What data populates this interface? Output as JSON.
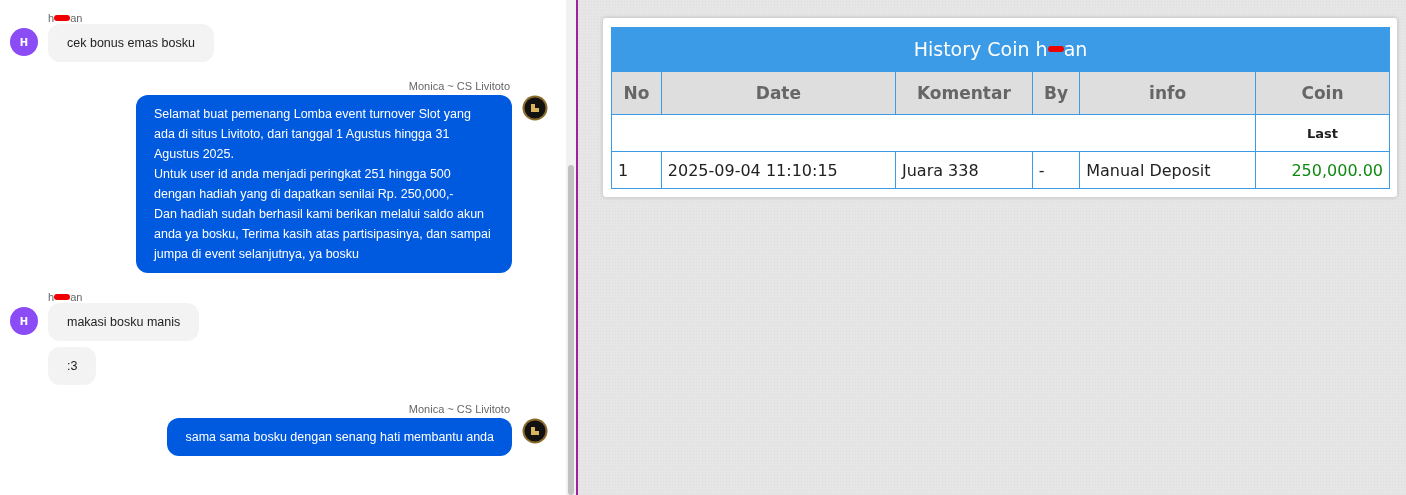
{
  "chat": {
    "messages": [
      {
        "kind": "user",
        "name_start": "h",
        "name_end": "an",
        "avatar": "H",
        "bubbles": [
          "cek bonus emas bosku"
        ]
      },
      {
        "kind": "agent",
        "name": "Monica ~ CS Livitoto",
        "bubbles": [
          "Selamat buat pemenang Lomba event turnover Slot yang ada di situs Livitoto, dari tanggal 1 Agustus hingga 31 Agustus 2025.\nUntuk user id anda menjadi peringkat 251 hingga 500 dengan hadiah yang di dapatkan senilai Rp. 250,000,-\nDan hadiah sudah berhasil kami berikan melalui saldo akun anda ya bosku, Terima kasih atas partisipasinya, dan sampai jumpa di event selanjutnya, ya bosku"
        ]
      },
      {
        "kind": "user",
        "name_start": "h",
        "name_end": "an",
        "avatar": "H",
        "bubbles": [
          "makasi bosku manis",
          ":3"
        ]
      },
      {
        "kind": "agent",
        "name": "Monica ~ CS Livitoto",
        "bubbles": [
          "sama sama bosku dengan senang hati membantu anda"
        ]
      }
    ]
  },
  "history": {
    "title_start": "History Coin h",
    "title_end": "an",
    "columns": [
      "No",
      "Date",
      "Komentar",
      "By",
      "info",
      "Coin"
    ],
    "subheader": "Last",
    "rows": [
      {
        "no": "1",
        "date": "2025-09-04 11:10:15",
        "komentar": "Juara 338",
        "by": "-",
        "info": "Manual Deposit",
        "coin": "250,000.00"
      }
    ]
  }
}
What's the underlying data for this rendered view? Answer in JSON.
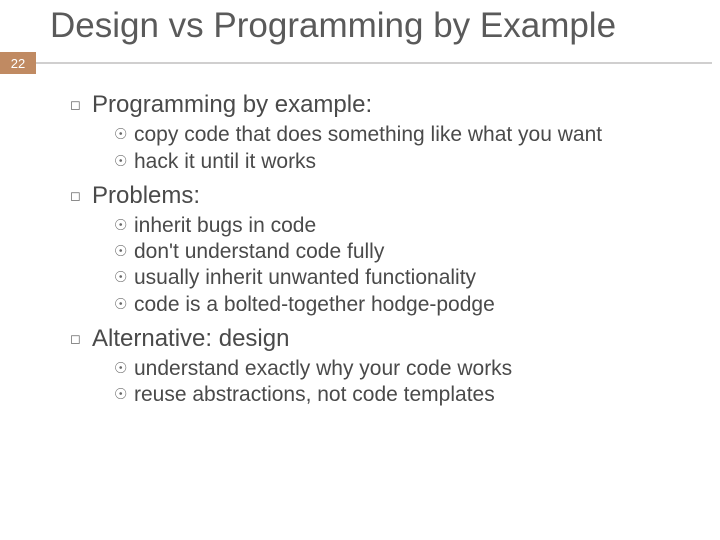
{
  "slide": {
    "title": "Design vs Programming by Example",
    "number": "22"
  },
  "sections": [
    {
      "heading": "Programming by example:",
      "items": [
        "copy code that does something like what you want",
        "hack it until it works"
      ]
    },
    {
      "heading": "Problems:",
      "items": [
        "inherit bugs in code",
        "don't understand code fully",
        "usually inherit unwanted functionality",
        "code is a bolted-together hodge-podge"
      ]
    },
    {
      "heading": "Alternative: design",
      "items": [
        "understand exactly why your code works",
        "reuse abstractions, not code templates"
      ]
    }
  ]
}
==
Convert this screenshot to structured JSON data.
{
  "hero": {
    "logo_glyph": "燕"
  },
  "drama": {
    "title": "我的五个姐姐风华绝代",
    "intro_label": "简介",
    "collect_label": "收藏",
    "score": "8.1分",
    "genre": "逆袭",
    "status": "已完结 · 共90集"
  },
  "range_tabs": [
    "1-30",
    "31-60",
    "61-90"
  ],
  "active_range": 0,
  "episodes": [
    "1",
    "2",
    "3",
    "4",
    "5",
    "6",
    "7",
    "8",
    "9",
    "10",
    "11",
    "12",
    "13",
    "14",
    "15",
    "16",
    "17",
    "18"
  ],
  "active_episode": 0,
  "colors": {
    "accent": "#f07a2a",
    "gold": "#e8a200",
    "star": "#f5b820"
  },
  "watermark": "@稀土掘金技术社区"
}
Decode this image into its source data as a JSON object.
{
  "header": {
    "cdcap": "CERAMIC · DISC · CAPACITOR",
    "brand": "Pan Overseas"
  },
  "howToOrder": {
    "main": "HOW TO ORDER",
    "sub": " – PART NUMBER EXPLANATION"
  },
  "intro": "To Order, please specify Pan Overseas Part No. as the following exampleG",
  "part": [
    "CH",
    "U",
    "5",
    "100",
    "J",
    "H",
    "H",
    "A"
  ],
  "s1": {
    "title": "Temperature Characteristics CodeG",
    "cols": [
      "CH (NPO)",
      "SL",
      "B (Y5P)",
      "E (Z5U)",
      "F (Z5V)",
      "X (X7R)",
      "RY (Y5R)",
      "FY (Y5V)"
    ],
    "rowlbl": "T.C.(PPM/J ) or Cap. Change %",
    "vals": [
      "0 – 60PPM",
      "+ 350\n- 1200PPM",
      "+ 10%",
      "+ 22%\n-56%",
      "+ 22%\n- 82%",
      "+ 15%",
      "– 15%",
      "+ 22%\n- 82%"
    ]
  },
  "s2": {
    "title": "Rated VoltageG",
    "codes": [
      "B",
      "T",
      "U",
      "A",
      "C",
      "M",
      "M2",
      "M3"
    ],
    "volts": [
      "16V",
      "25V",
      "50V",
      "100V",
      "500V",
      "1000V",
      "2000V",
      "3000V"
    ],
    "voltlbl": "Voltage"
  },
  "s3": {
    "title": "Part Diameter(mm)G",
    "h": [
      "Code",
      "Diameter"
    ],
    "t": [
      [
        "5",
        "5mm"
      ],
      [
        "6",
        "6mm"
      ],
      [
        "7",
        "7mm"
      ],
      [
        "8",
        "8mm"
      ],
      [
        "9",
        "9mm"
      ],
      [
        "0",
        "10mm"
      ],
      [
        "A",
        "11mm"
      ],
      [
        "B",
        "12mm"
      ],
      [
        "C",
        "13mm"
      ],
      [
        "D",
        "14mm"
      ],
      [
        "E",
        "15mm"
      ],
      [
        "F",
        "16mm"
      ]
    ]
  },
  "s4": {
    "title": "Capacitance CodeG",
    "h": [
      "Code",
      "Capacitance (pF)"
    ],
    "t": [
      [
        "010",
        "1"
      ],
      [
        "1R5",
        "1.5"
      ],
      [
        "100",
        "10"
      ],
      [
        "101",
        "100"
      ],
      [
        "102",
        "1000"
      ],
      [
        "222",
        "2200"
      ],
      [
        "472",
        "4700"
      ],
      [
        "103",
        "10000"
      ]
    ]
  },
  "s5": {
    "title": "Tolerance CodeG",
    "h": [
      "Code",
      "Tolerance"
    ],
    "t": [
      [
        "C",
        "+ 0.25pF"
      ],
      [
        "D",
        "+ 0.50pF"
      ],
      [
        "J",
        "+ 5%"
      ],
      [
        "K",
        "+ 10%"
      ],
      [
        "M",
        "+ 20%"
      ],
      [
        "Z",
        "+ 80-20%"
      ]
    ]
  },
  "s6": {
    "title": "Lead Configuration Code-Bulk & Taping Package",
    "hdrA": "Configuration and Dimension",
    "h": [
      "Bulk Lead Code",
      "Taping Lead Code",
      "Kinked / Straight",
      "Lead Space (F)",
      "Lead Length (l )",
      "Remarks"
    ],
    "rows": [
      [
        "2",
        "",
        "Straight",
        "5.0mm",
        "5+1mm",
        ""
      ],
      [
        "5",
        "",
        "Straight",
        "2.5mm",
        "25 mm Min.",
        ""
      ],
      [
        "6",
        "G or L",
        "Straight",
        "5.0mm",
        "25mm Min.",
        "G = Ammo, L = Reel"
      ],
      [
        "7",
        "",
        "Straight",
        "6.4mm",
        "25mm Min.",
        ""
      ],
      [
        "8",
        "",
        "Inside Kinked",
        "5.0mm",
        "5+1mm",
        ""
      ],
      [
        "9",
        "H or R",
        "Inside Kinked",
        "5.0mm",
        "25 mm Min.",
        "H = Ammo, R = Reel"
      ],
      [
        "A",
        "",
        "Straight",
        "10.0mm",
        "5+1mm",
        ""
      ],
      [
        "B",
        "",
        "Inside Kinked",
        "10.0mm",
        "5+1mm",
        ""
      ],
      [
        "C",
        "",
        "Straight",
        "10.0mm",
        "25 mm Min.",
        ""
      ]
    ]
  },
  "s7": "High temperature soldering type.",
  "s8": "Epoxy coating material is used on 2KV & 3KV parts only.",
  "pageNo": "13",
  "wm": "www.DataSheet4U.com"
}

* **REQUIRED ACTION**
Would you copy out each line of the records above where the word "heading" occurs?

* **WRITTEN ANSWER**
      "heading": "Programming by example:",
      "heading": "Problems:",
      "heading": "Alternative: design",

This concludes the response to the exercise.